Your Guide To Finding A Therapist
We cannot do it all alone.
There have been many different chapters in my life where the pain rooted deep inside my subconscious from my past bubbled to the surface—and I was not able to move forward without external guidance in the form of therapy. I have thought a lot about how we are conditioned to pull ourselves up by our bootstraps, put a smile on, and keep trudging forward. The trouble with always trudging forward is that we forget to evaluate our feelings in the midst of all that is happening around us. Those feelings become buried in our subconscious until they show up in other ways, often through sickness, anxiety, and depression.
Finding a therapist can feel daunting and vulnerable, the thought of pouring your heart out to a stranger feeling strange and uncomfortable. However, a therapist’s external point of view outside of our own cluttered mind can be an essential part of guiding us into a deeper understanding of ourselves—and a key to living our healthiest lives.
Where To Start?
Finding a therapist is going to take a lot of patience in order to find one that fits your financial and emotional needs. First, begin by determining what your needs actually are. Are you needing emotional support to help work through depression, anxiety, or feelings of low self-esteem? Or are you needing more directional help through life coaching? Therapists’ goals are to meet you right where you are in life to help guide you through the challenges; however, some might specialize in different approaches.
The next step is to check with your insurance and confirm what benefits you have. Once that is determined you can either go directly through your insurance’s website, though they don’t always give you all of the information about each provider. Psychology Today is a wonderful resource for customizing your search and filtering your needs. It also allows you to reach out personally to the therapists that interest you.
Another way to begin the search is to talk to friends and family who work with a therapist and ask if their therapist can offer referrals. If speaking to someone in person makes you feel uncomfortable or is too costly, there are also online therapy options like Talkspace and Betterhelp that allow you to choose your emotional needs and then walks you through a questionnaire to determine a virtual person who is a good fit for you.
Set Up A Trial Period
Once you have emailed a few therapists that interest you, you can set up phone meetings with each one.

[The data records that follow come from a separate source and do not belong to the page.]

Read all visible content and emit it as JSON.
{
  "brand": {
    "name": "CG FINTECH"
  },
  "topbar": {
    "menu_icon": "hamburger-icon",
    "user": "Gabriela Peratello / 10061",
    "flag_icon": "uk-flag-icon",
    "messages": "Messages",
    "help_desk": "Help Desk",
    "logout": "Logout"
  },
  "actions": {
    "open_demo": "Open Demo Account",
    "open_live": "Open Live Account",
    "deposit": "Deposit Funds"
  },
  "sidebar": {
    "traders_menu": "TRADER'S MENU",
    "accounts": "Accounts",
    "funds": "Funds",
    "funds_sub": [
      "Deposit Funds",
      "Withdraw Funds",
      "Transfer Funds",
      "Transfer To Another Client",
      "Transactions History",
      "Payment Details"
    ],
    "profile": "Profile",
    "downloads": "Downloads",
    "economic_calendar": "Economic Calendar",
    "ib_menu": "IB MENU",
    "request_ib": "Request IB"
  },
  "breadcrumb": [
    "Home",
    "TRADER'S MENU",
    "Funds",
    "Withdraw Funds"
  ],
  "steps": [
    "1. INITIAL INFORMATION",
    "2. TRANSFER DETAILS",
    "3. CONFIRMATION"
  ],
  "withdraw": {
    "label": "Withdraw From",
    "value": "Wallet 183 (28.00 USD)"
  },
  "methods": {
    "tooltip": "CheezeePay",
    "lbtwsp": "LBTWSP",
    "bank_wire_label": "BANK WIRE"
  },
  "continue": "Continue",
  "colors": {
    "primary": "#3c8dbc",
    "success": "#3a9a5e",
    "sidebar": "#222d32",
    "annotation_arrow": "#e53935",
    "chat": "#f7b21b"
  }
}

Again, stay patient; if you start to talk yourself out of needing therapy because the process feels too daunting, remind yourself of the darkness that you have had to overcome alone and how much better you will feel once you talk through all that is hindering you.
To get the most out of your free phone consultations, have questions ready for your therapist that will help you get a better understanding of what working with them will look like.
A few examples of questions to ask:
What is your approach to therapy? Are you more directive or more guiding?
Can you tell me how you would go about working with someone with my needs?
How long have you been practicing?
Based off of my circumstances, how long will we need to work together?
What does a typical session look like working with you?
What are your rates, what insurance do you accept, do you offer a sliding scale pay structure, etc.
Keep in mind that through this search you may find someone who is perfect for you, but they do not take your insurance or are too expensive. Many therapists can work on a sliding scale that helps their clients be able to afford their work.
You can truly determine a lot from these phone calls. You can get a feel for their energy through the conversation and the sound of their voice. Consider how at ease you feel talking to them on the phone and do not be surprised if you need to speak to a handful of therapists before finding the right one for you.
When You Find Your Therapist
So, you went through the process and you finally found your person. Remember that therapy is a holistic approach to working through our emotions and fears, not a quick fix for emotional upset. Our emotions are typically extremely deep-rooted from our childhood and, as we get older, we create unhealthy ways of habitual thinking. Therapy helps to unravel these toxic mental habits but results are not seen overnight.
That said, a good way to go into your first meeting is without too many expectations and knowing that it should take at least three appointments before you two are able to understand each other. Just like any new relationship, it takes time to get to know people. Also, be patient with yourself in opening up and allowing for feelings of vulnerability to come to the surface and, again, remember you do not have to do this alone.
Courtney Jay Higgins is the Associate Editor at The Good Trade. She is also a Yoga Instructor, vegetarian, wellness and fashion enthusiast. Originally from Colorado, her soul found California when she came to get her degree in Visual Communications at the Fashion Institute Of Design & Merchandising. She has a background in telling a story through writing, creative direction and content creation. Check out her blog and Instagram for her unique perspective on the mergence of fashion and spirituality.